The Arkansas Insurance Department released a proposed rule regulating pharmacy benefits managers Monday (June 4) and a public hearing is scheduled for July 11.
The proposed rule would administer a law passed during a special session this year creating the legal framework for licensing and regulating PBMs, which provide claims processes and other services and act as middlemen between pharmacists and health insurers. They can negotiate lower rates with pharmacists because they are national companies and because three of them control the market. The rule’s effective date is Jan. 1, 2019.
The public meeting will be at 10:30 a.m. July 11 at the Arkansas Insurance Department’s first floor hearing room.
Under the rule, PBMs would be required to file with the Insurance Department. The filing fee would be $1,000. The commissioner would review the PBMs’ reimbursement program to determine that rates for pharmacists are fair and reasonable and that pharmacists’ participation is not adversely impacted. An adverse impact would be a 10% reduction in participation due to a reduction in compensation. A pharmacist declining to provide a covered drug would be considered a negative impact.
The commissioner would not review complaints on a case-by-case basis.
Insurers would be required to develop a system with their PBMs to track the number of times pharmacists decline to sell covered prescription drugs because of inadequate reimbursements, and also the number of pharmacists who terminate their participation in a network.

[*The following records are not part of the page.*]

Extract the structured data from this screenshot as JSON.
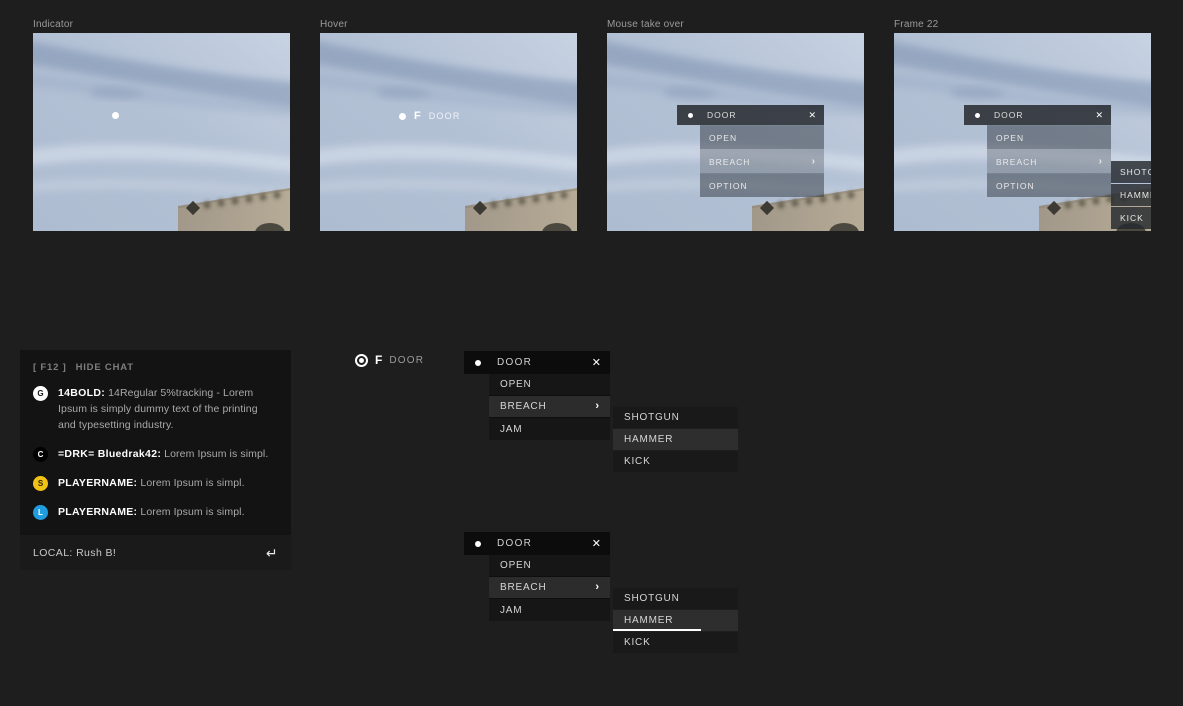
{
  "canvas": {
    "bg": "#1e1e1e"
  },
  "frames": [
    {
      "label": "Indicator"
    },
    {
      "label": "Hover"
    },
    {
      "label": "Mouse take over"
    },
    {
      "label": "Frame 22"
    }
  ],
  "hover_indicator": {
    "key": "F",
    "target": "DOOR"
  },
  "focus_indicator": {
    "key": "F",
    "target": "DOOR"
  },
  "game_menu": {
    "title": "DOOR",
    "close_icon": "✕",
    "submenu_arrow": "›",
    "items": [
      {
        "label": "OPEN"
      },
      {
        "label": "BREACH"
      },
      {
        "label": "OPTION"
      }
    ],
    "submenu": [
      {
        "label": "SHOTGUN"
      },
      {
        "label": "HAMMER"
      },
      {
        "label": "KICK"
      }
    ]
  },
  "spec_menu": {
    "title": "DOOR",
    "close_icon": "✕",
    "submenu_arrow": "›",
    "items": [
      {
        "label": "OPEN"
      },
      {
        "label": "BREACH"
      },
      {
        "label": "JAM"
      }
    ],
    "submenu": [
      {
        "label": "SHOTGUN"
      },
      {
        "label": "HAMMER"
      },
      {
        "label": "KICK"
      }
    ]
  },
  "chat": {
    "hotkey": "[ F12 ]",
    "toggle_label": "HIDE CHAT",
    "messages": [
      {
        "badge_letter": "G",
        "badge_bg": "#ffffff",
        "badge_fg": "#141414",
        "name": "14BOLD:",
        "text": "14Regular 5%tracking - Lorem Ipsum is simply dummy text of the printing and typesetting industry."
      },
      {
        "badge_letter": "C",
        "badge_bg": "#000000",
        "badge_fg": "#ffffff",
        "name": "=DRK= Bluedrak42:",
        "text": "Lorem Ipsum is simpl."
      },
      {
        "badge_letter": "S",
        "badge_bg": "#f2c115",
        "badge_fg": "#2a2208",
        "name": "PLAYERNAME:",
        "text": "Lorem Ipsum is simpl."
      },
      {
        "badge_letter": "L",
        "badge_bg": "#1f9de0",
        "badge_fg": "#ffffff",
        "name": "PLAYERNAME:",
        "text": "Lorem Ipsum is simpl."
      }
    ],
    "input": {
      "value": "LOCAL: Rush B!",
      "enter_icon": "↵"
    }
  }
}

If a network adequacy violation exists because of compensation reductions, the insurer would be required to take corrective actions.
PBMs would be required to develop record-keeping systems tracking the number of challenges or appeals they receive, the outcomes of those challenges or appeals, the amount of reimbursement readjustments and the time taken for those to occur. These would be reported on a quarterly basis.
PBMs’ payments are based on a “maximum allowable cost” model created through a contract involving all participants. Violations pertaining to MACs would be a prohibited practice under the Insurance Department’s Trade Practices Act. The department would coordinate with the attorney general when a pattern of violations is detected.
The rule is the result of the Arkansas Pharmacy Benefits Manager Licensure Act passed during a special session in March. The act required PBMs to obtain a license from the insurance commissioner, Allen Kerr. The final rule must be filed by Sept. 1 or as soon as practicable afterwards with the Legislative Council, a group of legislators that meets between sessions.
PBMs became an issue worthy of a special session on Jan. 1, when Arkansas Blue Cross and Blue Shield began contracting with CVS Caremark as its PBM. CVS Caremark was already serving as the PBM for Ambetter, another health insurer. The state’s pharmacists claimed they were losing money on many CVS transactions. They said CVS Caremark had been illegally keeping too much of the insurers’ payments that belong to them.
CVS Caremark said it reimburses pharmacists at competitive rates and provides a cost-effective benefit for its clients.